Origin of patterns. Where do these models or patterns come from? Some are developed through very careful thought. We have analyzed a collection of data and come to a rational conclusion, and our brain is prepared when we encounter the situation again. But brain scientists and psychologists tell us that many of the models in our brains have been developed much more implicitly. They are based on “tacit assumptions,” an understanding about the world that we have not formally identified, but that may be simply a part of the lore of our family, our culture, or the environment at a particular time. Prejudices come from such patterns in our brains.

An old illustration of a tacit assumption is helpful here. A woman is preparing to fix a beef roast, and before putting it in the pot, she cuts off the end. Her son asks her why she did that and she says, “That’s the way to prepare a roast (a tacit assumption). I learned this from my mother.” And like a good son, developing the patterns in his own brain, he said, “But why?” So the mother agreed to ask her mother, and they learned that she cut off the tip of the roast because she never had a pan big enough to hold the whole thing!

There is another side to this story. Just because we have always done something a certain way, doesn’t mean this is a good reason for not doing it that way.

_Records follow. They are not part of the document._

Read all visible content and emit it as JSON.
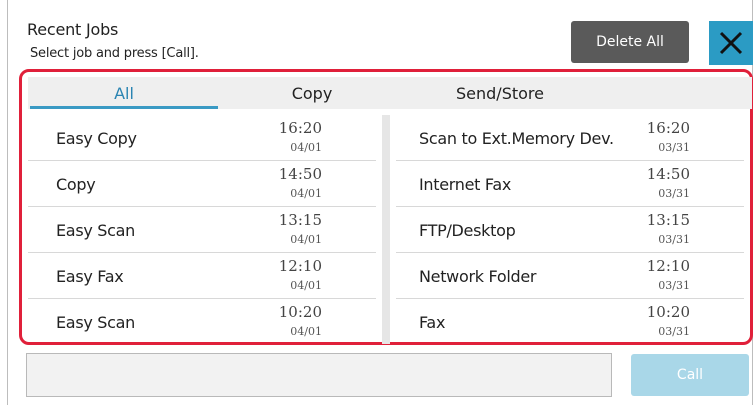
{
  "header": {
    "title": "Recent Jobs",
    "subtitle": "Select job and press [Call].",
    "delete_all_label": "Delete All",
    "close_icon": "close-icon"
  },
  "tabs": [
    {
      "label": "All",
      "active": true
    },
    {
      "label": "Copy",
      "active": false
    },
    {
      "label": "Send/Store",
      "active": false
    }
  ],
  "jobs_left": [
    {
      "name": "Easy Copy",
      "time": "16:20",
      "date": "04/01"
    },
    {
      "name": "Copy",
      "time": "14:50",
      "date": "04/01"
    },
    {
      "name": "Easy Scan",
      "time": "13:15",
      "date": "04/01"
    },
    {
      "name": "Easy Fax",
      "time": "12:10",
      "date": "04/01"
    },
    {
      "name": "Easy Scan",
      "time": "10:20",
      "date": "04/01"
    }
  ],
  "jobs_right": [
    {
      "name": "Scan to Ext.Memory Dev.",
      "time": "16:20",
      "date": "03/31"
    },
    {
      "name": "Internet Fax",
      "time": "14:50",
      "date": "03/31"
    },
    {
      "name": "FTP/Desktop",
      "time": "13:15",
      "date": "03/31"
    },
    {
      "name": "Network Folder",
      "time": "12:10",
      "date": "03/31"
    },
    {
      "name": "Fax",
      "time": "10:20",
      "date": "03/31"
    }
  ],
  "footer": {
    "call_label": "Call"
  },
  "colors": {
    "accent": "#2b9bc4",
    "highlight_border": "#e0203a",
    "dark_button": "#5a5a5a"
  }
}
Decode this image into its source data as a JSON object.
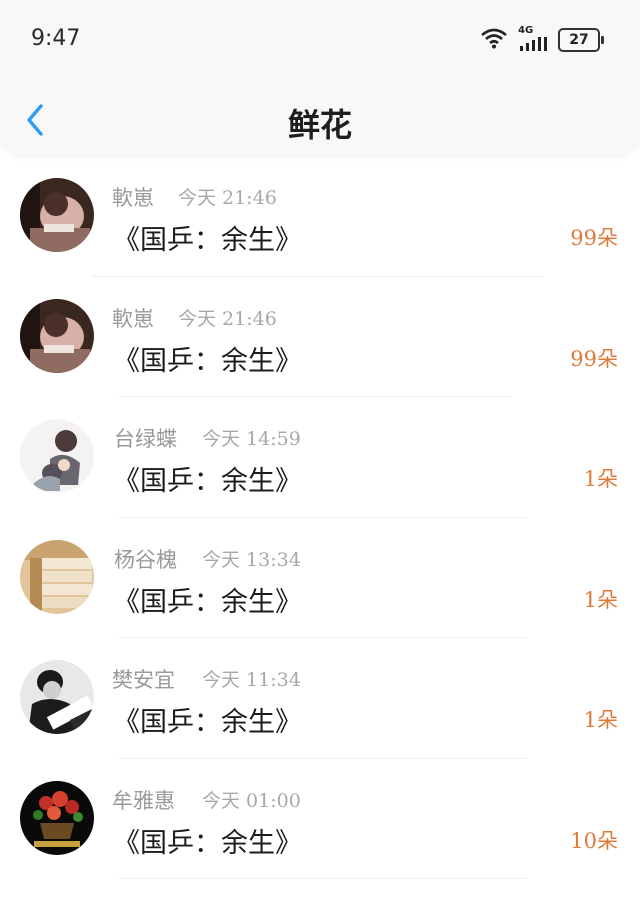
{
  "status_bar": {
    "time": "9:47",
    "network": "4G",
    "battery": "27"
  },
  "header": {
    "title": "鲜花"
  },
  "rows": [
    {
      "name": "軟崽",
      "time": "今天 21:46",
      "work": "《国乒：余生》",
      "count": "99朵"
    },
    {
      "name": "軟崽",
      "time": "今天 21:46",
      "work": "《国乒：余生》",
      "count": "99朵"
    },
    {
      "name": "台绿蝶",
      "time": "今天 14:59",
      "work": "《国乒：余生》",
      "count": "1朵"
    },
    {
      "name": "杨谷槐",
      "time": "今天 13:34",
      "work": "《国乒：余生》",
      "count": "1朵"
    },
    {
      "name": "樊安宜",
      "time": "今天 11:34",
      "work": "《国乒：余生》",
      "count": "1朵"
    },
    {
      "name": "牟雅惠",
      "time": "今天 01:00",
      "work": "《国乒：余生》",
      "count": "10朵"
    }
  ],
  "colors": {
    "accent": "#2d9cf0",
    "count": "#e07a3a",
    "muted": "#9a9a9a"
  },
  "icons": [
    "back-arrow-icon",
    "wifi-icon",
    "signal-icon",
    "battery-icon"
  ]
}
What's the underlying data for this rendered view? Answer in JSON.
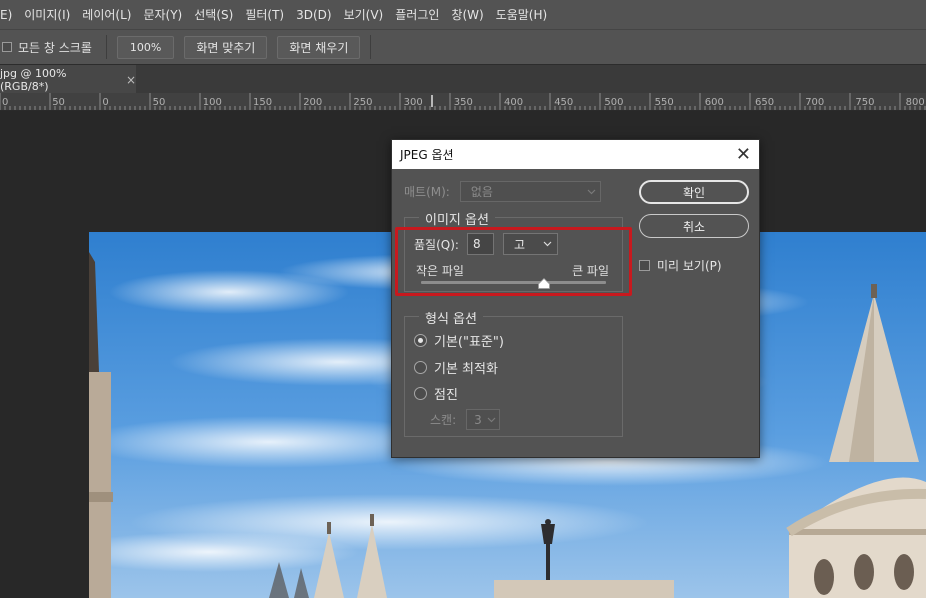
{
  "menubar": {
    "items": [
      "E)",
      "이미지(I)",
      "레이어(L)",
      "문자(Y)",
      "선택(S)",
      "필터(T)",
      "3D(D)",
      "보기(V)",
      "플러그인",
      "창(W)",
      "도움말(H)"
    ]
  },
  "options_bar": {
    "scroll_all_label": "모든 창 스크롤",
    "zoom_value": "100%",
    "fit_screen_label": "화면 맞추기",
    "fill_screen_label": "화면 채우기"
  },
  "document_tab": {
    "title": "jpg @ 100% (RGB/8*)",
    "close_glyph": "×"
  },
  "ruler": {
    "labels": [
      "0",
      "50",
      "0",
      "50",
      "100",
      "150",
      "200",
      "250",
      "300",
      "350",
      "400",
      "450",
      "500",
      "550",
      "600",
      "650",
      "700",
      "750",
      "800"
    ]
  },
  "dialog": {
    "title": "JPEG 옵션",
    "close_glyph": "✕",
    "matte_label": "매트(M):",
    "matte_value": "없음",
    "image_options_title": "이미지 옵션",
    "quality_label": "품질(Q):",
    "quality_value": "8",
    "quality_level": "고",
    "small_file_label": "작은 파일",
    "large_file_label": "큰 파일",
    "quality_slider_fraction": 0.667,
    "format_options_title": "형식 옵션",
    "format_options": [
      {
        "label": "기본(\"표준\")",
        "selected": true
      },
      {
        "label": "기본 최적화",
        "selected": false
      },
      {
        "label": "점진",
        "selected": false
      }
    ],
    "scan_label": "스캔:",
    "scan_value": "3",
    "ok_label": "확인",
    "cancel_label": "취소",
    "preview_label": "미리 보기(P)",
    "highlight_color": "#c8191e"
  }
}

Thus we must be careful when we rethink how to do something. Other tacit assumptions may not be written down, indeed it would be impossible to write down all such assumptions, but they may still be important.

In looking at how to create a lower-cost airplane, a constant pressure from the airlines, a young Boeing engineer found that he could create a design using aluminum alloy parts in place of titanium parts, lowering both the cost and the weight of the airplane. Nowhere had it been written down that the parts needed to be titanium because of corrosion and safety issues. Fortunately the good safety-related reviews at the company discovered this before it left the design stage.

Dealing with change. The intersection between technology and the brain is a complicated one. Those models in our heads are there for a very good reason. Some of them, because of changes often driven by technology change, need to be rethought. Some of them could be rethought but should not. How do we know the difference?


If I could answer that question, I would be a very wealthy person. But there are a few clues. Just because we can rethink the assumptions and the way we do things doesn’t mean we must. We are all juggling far too many issues to rethink them all. And, as indicated, this is a challenging and difficult process involving making explicit the assumptions that went into a decision and working against what our brains want to do in taking the simpler path.

Going back to the opening scenario, the fact that John could have saved 10 minutes on his commute may not be all that important. A relaxing drive in the countryside may be better than a faster drive on a freeway. All things are not measured by efficiency.

That said, there are many areas where it really does matter to do things in a new way. In those cases, we must know that we have a difficult process ahead of us. We need to understand the tacit assumptions that went into the old way, often assumptions that were never explicitly identified or written down. Those who lead such change in an organization must understand that this process must go on for each person involved. It is never easy, but it is sometimes important. We should seek to do this in important areas, not in every area.


Brain Rules: 12 Principles for Surviving at Work, Home, and School by John Medina. Seattle: Pear Press, 2008.

Thinking Fast and Slow by Daniel Kahneman. New York: Farrar, Straus, and Giroux, 2011.


Al Erisman is executive editor of Ethix, which he co-founded in 1998.
He spent 32 years at The Boeing Company, the last 11 as director of technology.
He was selected as a senior technical fellow of The Boeing Company in 1990,
and received his Ph.D. in applied mathematics from Iowa State University.